Each role in an orchestra comes with its own set of non-musical challenges. For instance, percussionists carry a lot of equipment and need early access to venues to set up, not to mention special parking privileges for loading and unloading. Trombonists are no exception, but our challenges are sometimes less well understood. I can’t even count the number of times I’ve shown up to a hall to find my chair placed directly against the back wall. For any other musician, that would not be an issue, but the trombone extends six inches or so behind the player’s head. A little space behind the chair is non-negotiable. Similarly, the instrument can extend as much as six feet in front; usually I can work with whoever is in the next row up to find a little room for my slide, but when space is tight (like in a pit orchestra), the set-up crew’s knowledge of these kinds of issues can make all the difference.
Another issue is the type of music stand used. Many ensembles have invested in a set of “orchestral” stands, with a shelf underneath the main desk for string players’ rosin, wind players’ reeds, etc. For trombonists, that shelf occupies valuable slide space; its presence interferes with the ability to watch the music and the conductor. Last year, the SSO played a side-by-side concert with our associated youth orchestra, and every stand and chair in the building, however old or ugly, was needed on-stage. The crew gave the “good” equipment to the professional musicians, but in the trombone section, we immediately took our stands and swapped them with the “cheap” student stands to avoid the shelf.

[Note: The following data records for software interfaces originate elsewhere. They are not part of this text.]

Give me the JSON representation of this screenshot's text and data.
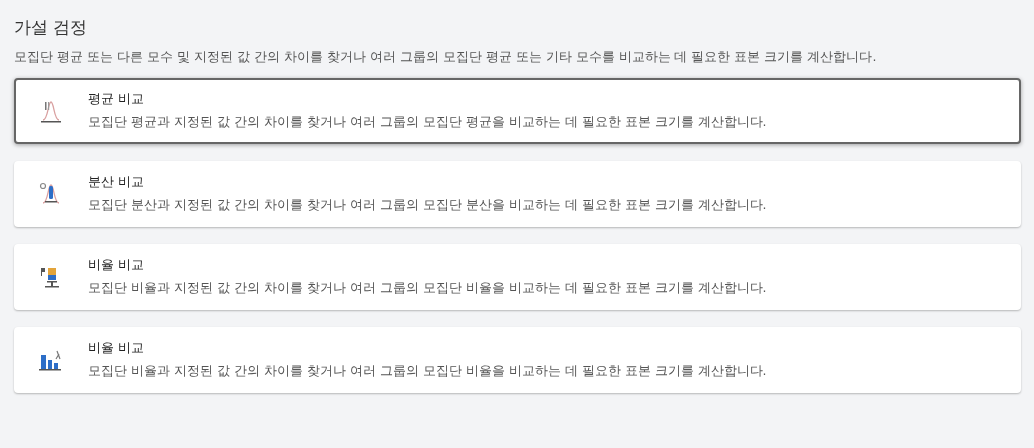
{
  "title": "가설 검정",
  "description": "모집단 평균 또는 다른 모수 및 지정된 값 간의 차이를 찾거나 여러 그룹의 모집단 평균 또는 기타 모수를 비교하는 데 필요한 표본 크기를 계산합니다.",
  "options": [
    {
      "kind": "means",
      "title": "평균 비교",
      "description": "모집단 평균과 지정된 값 간의 차이를 찾거나 여러 그룹의 모집단 평균을 비교하는 데 필요한 표본 크기를 계산합니다.",
      "selected": true
    },
    {
      "kind": "variance",
      "title": "분산 비교",
      "description": "모집단 분산과 지정된 값 간의 차이를 찾거나 여러 그룹의 모집단 분산을 비교하는 데 필요한 표본 크기를 계산합니다.",
      "selected": false
    },
    {
      "kind": "proportion",
      "title": "비율 비교",
      "description": "모집단 비율과 지정된 값 간의 차이를 찾거나 여러 그룹의 모집단 비율을 비교하는 데 필요한 표본 크기를 계산합니다.",
      "selected": false
    },
    {
      "kind": "rate",
      "title": "비율 비교",
      "description": "모집단 비율과 지정된 값 간의 차이를 찾거나 여러 그룹의 모집단 비율을 비교하는 데 필요한 표본 크기를 계산합니다.",
      "selected": false
    }
  ]
}
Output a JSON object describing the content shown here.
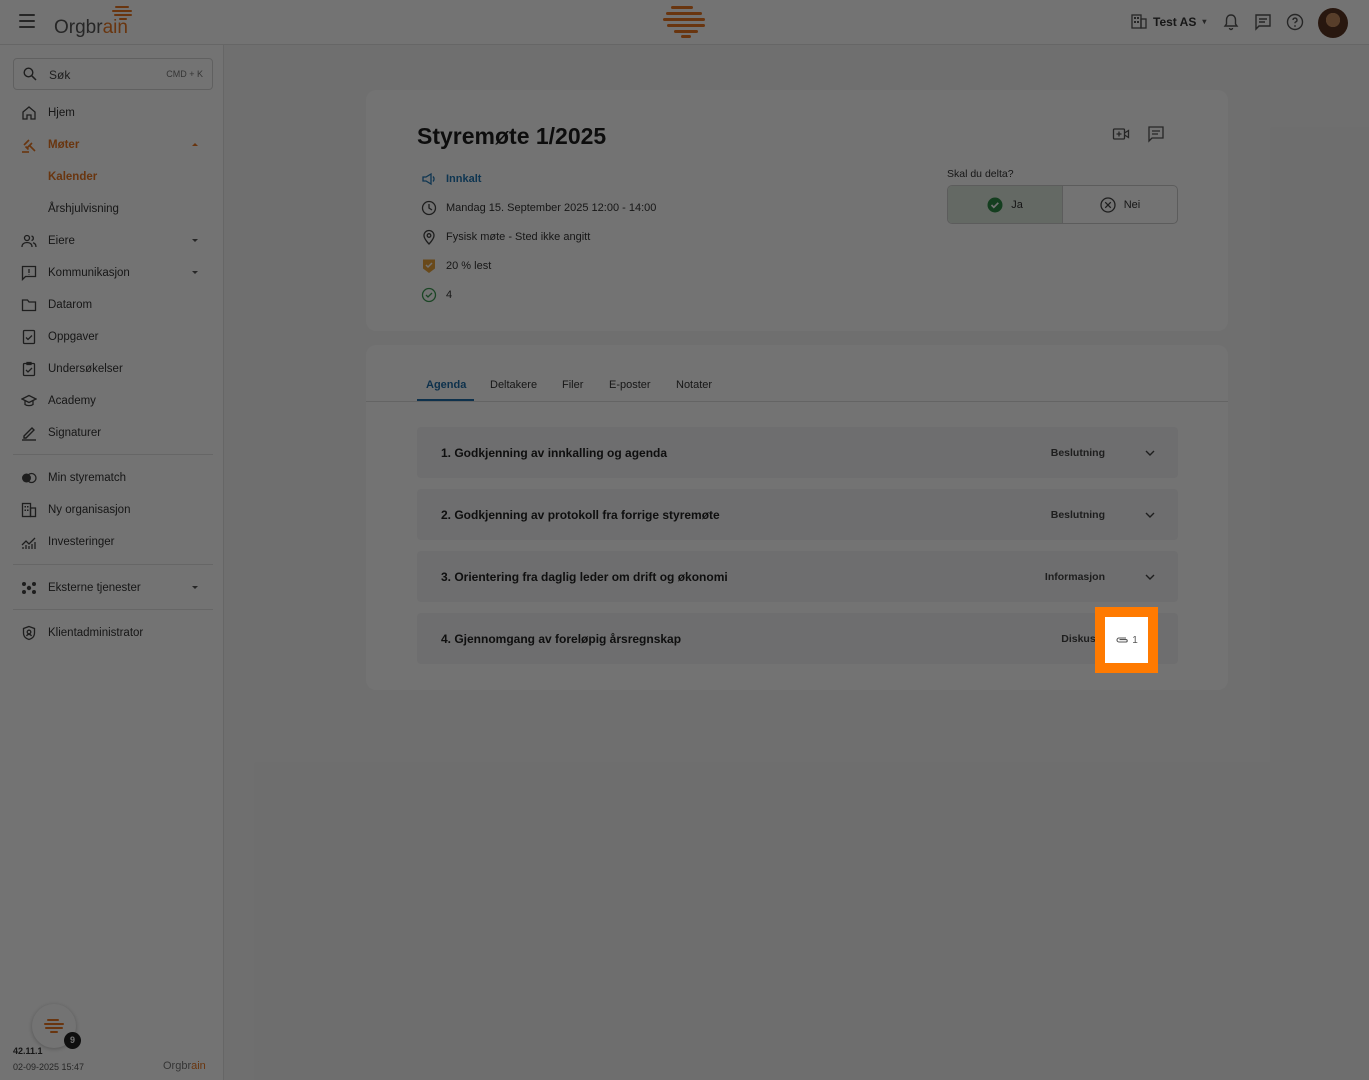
{
  "topbar": {
    "logo_prefix": "Orgbr",
    "logo_suffix": "ain",
    "org_name": "Test AS",
    "icons": [
      "menu-icon",
      "building-icon",
      "bell-icon",
      "chat-icon",
      "help-icon",
      "avatar"
    ]
  },
  "sidebar": {
    "search_label": "Søk",
    "search_shortcut": "CMD + K",
    "items": [
      {
        "label": "Hjem",
        "icon": "home-icon"
      },
      {
        "label": "Møter",
        "icon": "gavel-icon"
      },
      {
        "label": "Kalender"
      },
      {
        "label": "Årshjulvisning"
      },
      {
        "label": "Eiere",
        "icon": "owners-icon"
      },
      {
        "label": "Kommunikasjon",
        "icon": "message-icon"
      },
      {
        "label": "Datarom",
        "icon": "folder-icon"
      },
      {
        "label": "Oppgaver",
        "icon": "task-icon"
      },
      {
        "label": "Undersøkelser",
        "icon": "survey-icon"
      },
      {
        "label": "Academy",
        "icon": "academy-icon"
      },
      {
        "label": "Signaturer",
        "icon": "signature-icon"
      },
      {
        "label": "Min styrematch",
        "icon": "match-icon"
      },
      {
        "label": "Ny organisasjon",
        "icon": "building-icon"
      },
      {
        "label": "Investeringer",
        "icon": "chart-icon"
      },
      {
        "label": "Eksterne tjenester",
        "icon": "services-icon"
      },
      {
        "label": "Klientadministrator",
        "icon": "shield-icon"
      }
    ],
    "help_badge_count": "9",
    "version": "42.11.1",
    "build_date": "02-09-2025 15:47",
    "footer_logo_prefix": "Orgbr",
    "footer_logo_suffix": "ain"
  },
  "meeting": {
    "title": "Styremøte 1/2025",
    "status": "Innkalt",
    "datetime": "Mandag 15. September 2025 12:00 - 14:00",
    "location": "Fysisk møte - Sted ikke angitt",
    "read_status": "20 % lest",
    "approved_count": "4",
    "rsvp_question": "Skal du delta?",
    "rsvp_yes": "Ja",
    "rsvp_no": "Nei"
  },
  "tabs": [
    "Agenda",
    "Deltakere",
    "Filer",
    "E-poster",
    "Notater"
  ],
  "agenda": [
    {
      "title": "1. Godkjenning av innkalling og agenda",
      "type": "Beslutning"
    },
    {
      "title": "2. Godkjenning av protokoll fra forrige styremøte",
      "type": "Beslutning"
    },
    {
      "title": "3. Orientering fra daglig leder om drift og økonomi",
      "type": "Informasjon"
    },
    {
      "title": "4. Gjennomgang av foreløpig årsregnskap",
      "type": "Diskusjo",
      "attachments": "1"
    }
  ],
  "colors": {
    "accent": "#e87722",
    "link": "#1f6ea8",
    "highlight": "#ff7a00"
  }
}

The Chicago Symphony uses a modified music stand for the trombone section that not only omits the shelf but offsets the post from the main desk, giving even more room for the slide. Such a thing is not strictly necessary to play, of course, but it certainly makes life much easier. Is it worth the investment? Three trombone-friendly offset stands from Manhasset cost a total of $182.67. Compared with $255 for a single cello chair from Wenger, it seems like orchestras that can afford one could afford the other.
I don’t think the largest issue here is funding. Financial resources are always tight, of course, but a $60 stand is a negligible investment for a one-time purchase. I expect that most people managing equipment for orchestras are simply unaware that trombonists don’t prefer the same kind of stand that the rest of the orchestra does. And why should we expect them to know? Most often, these people are not trombonists, and they’re busy with innumerable pressures trying to keep a complex organization running. While of course we don’t want to be the squeaky wheel, it can’t hurt to be more communicative about the things that would make our jobs easier.